Electronic Pop Music Pioneer Jean-Jacques Perrey Dies At 87
November 7, 2016 at 3:43 AM (PT)
JEAN-JACQUES PERREY, the pioneer of electronic music whose compositions were heard everywhere from the radio to DISNEYLAND, died FRIDAY (11/6) of lung cancer at 87.
PERREY, who started experimenting with electronic keyboards while a medical student in the 1950s, and GERSHON KINGSLEY (who later wrote and recorded "Popcorn," a hit for HOT BUTTER as a cover in 1972) partnered for the highly influential albums on VANGUARD RECORDS, 1966's "The In Sound From the Way Out" and 1967's "Kaleidoscopic Vibrations: Electronic Pop Music From Way Out!," and recorded "Baroque Hoedown," an orchestral version of which was heard at DISNEY theme parks' Main Street Electrical Parade (without his knowledge until 1980).

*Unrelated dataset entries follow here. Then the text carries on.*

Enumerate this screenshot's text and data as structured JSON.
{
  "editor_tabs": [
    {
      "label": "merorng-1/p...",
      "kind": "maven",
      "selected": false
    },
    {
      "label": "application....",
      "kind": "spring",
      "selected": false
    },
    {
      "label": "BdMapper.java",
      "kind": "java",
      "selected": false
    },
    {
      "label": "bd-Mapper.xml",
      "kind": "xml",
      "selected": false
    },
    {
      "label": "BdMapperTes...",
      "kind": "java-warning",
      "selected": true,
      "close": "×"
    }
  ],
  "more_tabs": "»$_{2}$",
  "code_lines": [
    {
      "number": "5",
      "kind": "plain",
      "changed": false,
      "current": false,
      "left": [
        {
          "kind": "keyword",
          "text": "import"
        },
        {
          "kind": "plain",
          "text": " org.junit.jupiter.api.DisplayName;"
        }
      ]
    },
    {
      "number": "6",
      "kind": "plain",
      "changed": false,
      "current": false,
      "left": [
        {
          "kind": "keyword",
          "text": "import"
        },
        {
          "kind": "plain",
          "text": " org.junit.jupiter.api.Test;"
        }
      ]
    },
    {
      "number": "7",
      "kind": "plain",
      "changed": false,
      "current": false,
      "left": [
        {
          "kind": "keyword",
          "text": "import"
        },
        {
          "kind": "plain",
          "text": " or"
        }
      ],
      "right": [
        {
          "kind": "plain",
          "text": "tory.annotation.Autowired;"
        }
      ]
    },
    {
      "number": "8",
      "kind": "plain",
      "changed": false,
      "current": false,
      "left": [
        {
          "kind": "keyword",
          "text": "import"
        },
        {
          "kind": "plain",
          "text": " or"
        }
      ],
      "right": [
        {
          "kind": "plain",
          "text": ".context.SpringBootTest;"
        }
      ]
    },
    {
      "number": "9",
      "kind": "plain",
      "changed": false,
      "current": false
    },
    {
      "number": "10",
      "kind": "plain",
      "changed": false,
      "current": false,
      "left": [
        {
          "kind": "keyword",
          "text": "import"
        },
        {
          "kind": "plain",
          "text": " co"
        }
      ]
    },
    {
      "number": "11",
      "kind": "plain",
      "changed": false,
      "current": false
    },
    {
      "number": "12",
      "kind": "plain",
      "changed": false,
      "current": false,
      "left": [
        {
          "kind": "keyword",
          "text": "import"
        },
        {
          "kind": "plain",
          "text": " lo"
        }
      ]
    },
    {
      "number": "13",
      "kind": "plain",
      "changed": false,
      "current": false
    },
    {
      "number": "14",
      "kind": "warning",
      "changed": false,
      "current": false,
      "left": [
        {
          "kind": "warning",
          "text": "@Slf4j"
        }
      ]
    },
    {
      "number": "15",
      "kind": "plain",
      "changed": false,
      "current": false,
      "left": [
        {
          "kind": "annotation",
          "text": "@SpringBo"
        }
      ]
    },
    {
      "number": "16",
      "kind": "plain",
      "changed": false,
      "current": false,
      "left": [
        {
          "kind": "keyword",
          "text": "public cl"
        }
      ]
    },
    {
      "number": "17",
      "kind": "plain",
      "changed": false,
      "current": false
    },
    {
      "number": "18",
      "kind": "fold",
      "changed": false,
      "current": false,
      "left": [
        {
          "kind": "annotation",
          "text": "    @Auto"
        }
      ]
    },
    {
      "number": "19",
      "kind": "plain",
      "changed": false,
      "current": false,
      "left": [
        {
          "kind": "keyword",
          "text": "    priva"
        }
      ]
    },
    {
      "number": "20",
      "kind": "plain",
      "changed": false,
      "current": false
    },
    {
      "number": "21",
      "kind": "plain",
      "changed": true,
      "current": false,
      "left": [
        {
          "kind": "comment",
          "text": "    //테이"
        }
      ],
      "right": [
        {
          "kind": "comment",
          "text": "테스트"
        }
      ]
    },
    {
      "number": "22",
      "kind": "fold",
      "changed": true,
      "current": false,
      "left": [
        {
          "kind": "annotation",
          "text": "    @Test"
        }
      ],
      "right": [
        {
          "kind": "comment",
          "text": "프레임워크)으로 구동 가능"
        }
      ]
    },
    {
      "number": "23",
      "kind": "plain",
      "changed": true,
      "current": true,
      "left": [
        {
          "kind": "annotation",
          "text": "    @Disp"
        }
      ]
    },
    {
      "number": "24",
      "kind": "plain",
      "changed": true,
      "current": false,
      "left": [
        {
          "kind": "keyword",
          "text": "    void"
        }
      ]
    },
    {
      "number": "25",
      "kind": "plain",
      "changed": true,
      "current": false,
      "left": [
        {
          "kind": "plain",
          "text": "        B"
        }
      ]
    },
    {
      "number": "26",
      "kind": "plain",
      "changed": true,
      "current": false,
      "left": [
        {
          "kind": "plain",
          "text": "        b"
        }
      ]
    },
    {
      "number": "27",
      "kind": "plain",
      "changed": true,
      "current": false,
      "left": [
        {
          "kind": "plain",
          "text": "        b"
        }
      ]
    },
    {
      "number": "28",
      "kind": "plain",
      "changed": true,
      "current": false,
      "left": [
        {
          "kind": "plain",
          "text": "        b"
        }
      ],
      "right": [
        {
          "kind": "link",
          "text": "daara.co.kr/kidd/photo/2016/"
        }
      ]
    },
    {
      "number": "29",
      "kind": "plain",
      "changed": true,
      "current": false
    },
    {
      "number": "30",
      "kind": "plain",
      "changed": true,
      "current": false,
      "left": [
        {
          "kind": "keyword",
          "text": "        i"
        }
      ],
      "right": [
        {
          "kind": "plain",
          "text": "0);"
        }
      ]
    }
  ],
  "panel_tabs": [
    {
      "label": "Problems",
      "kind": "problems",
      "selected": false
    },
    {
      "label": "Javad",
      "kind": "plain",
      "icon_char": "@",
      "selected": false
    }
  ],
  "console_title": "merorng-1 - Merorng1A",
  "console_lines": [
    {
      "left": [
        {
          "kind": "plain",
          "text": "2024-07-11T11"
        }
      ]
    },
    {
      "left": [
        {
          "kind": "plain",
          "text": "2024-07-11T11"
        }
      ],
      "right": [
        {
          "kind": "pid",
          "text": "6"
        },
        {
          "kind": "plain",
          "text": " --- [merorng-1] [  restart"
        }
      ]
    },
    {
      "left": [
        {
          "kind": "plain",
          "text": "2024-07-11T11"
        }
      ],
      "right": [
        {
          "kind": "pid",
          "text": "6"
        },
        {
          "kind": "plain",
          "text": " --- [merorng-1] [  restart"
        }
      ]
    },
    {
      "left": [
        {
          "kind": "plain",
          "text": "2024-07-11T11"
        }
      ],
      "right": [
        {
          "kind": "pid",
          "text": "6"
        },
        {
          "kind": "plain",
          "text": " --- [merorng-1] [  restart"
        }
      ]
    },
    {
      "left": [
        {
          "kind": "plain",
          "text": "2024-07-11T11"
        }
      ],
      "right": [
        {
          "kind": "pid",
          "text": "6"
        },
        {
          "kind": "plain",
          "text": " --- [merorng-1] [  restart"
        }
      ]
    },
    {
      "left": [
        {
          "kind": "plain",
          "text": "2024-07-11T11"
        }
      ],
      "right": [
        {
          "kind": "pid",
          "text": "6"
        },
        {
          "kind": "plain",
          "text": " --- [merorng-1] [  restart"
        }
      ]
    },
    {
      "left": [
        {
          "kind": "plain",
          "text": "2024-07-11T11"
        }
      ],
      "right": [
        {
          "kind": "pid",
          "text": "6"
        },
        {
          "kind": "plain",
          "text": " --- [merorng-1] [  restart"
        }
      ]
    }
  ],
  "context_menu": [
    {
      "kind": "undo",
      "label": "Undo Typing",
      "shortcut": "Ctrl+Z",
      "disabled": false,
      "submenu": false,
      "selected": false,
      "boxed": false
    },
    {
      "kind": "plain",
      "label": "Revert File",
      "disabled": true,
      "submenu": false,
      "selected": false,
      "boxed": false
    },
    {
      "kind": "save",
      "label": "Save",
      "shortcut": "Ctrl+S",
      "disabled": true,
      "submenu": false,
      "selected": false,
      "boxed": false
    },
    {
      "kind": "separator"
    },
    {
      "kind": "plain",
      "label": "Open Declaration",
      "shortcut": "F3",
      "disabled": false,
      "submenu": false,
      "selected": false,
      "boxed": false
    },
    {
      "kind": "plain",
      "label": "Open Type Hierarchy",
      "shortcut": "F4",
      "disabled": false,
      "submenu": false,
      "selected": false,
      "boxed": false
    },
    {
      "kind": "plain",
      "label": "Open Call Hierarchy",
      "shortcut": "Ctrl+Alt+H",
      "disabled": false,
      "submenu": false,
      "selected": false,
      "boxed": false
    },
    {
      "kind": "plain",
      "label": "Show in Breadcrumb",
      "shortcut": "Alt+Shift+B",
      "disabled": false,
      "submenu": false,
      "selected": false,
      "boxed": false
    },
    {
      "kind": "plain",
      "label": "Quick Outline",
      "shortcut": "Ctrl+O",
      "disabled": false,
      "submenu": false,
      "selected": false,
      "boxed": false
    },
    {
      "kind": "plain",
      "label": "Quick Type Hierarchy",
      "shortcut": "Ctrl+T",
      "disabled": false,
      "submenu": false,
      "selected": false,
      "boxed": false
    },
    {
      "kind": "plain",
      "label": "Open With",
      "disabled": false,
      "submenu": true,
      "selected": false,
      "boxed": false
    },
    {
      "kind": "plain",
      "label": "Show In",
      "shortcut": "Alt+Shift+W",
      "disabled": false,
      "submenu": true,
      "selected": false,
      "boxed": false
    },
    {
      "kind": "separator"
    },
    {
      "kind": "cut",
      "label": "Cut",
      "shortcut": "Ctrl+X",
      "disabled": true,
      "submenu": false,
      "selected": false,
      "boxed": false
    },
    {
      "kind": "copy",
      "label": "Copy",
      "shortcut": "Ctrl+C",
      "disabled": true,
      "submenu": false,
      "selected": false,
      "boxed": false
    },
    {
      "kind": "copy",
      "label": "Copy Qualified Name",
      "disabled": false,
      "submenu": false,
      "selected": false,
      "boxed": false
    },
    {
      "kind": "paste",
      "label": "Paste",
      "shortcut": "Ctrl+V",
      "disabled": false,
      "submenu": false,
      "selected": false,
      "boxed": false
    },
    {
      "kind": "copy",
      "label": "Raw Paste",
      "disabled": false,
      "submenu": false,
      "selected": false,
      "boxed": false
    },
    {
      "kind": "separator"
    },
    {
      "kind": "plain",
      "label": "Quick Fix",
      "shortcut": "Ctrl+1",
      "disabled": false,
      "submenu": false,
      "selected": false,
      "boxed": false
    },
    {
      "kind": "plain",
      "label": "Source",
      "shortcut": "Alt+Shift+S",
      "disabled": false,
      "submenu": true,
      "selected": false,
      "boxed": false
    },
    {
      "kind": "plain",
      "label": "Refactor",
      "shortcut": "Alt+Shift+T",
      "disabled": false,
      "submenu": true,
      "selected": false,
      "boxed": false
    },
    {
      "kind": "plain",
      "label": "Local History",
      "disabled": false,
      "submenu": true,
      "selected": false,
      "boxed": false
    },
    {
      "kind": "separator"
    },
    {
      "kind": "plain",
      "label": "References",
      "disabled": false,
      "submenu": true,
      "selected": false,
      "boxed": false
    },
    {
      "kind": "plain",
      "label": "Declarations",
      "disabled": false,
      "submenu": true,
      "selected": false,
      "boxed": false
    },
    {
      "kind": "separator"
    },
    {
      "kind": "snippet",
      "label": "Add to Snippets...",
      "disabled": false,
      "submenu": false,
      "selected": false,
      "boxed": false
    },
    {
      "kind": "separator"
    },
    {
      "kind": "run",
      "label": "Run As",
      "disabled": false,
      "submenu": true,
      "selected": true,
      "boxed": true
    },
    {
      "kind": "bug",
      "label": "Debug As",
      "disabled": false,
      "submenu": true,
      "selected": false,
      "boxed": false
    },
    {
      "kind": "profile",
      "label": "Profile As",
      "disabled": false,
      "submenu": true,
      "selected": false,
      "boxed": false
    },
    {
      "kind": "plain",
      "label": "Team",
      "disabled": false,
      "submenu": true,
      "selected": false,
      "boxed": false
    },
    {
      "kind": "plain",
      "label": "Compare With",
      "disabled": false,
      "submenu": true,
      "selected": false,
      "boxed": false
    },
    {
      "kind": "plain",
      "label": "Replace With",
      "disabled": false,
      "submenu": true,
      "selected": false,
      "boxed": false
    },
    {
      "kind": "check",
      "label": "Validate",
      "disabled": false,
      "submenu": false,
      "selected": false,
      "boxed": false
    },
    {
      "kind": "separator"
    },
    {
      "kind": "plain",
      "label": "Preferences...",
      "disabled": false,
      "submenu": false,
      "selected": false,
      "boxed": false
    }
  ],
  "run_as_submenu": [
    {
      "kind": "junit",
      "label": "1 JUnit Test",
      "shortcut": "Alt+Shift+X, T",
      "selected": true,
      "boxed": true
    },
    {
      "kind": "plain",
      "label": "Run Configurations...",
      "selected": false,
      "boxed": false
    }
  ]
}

He later recorded with GILBERT SIGRIST, DAVID CHAZAM, DANA COUNTRYMAN (the author of PERREY's biography "Passport to the Future"), and LUKE VIBERT, as recently as 2015, and his songs were used on several TV shows, including "SOUTH PARK," "THE SIMPSONS," and "THE MIGHTY B!," and in countless TV commercials.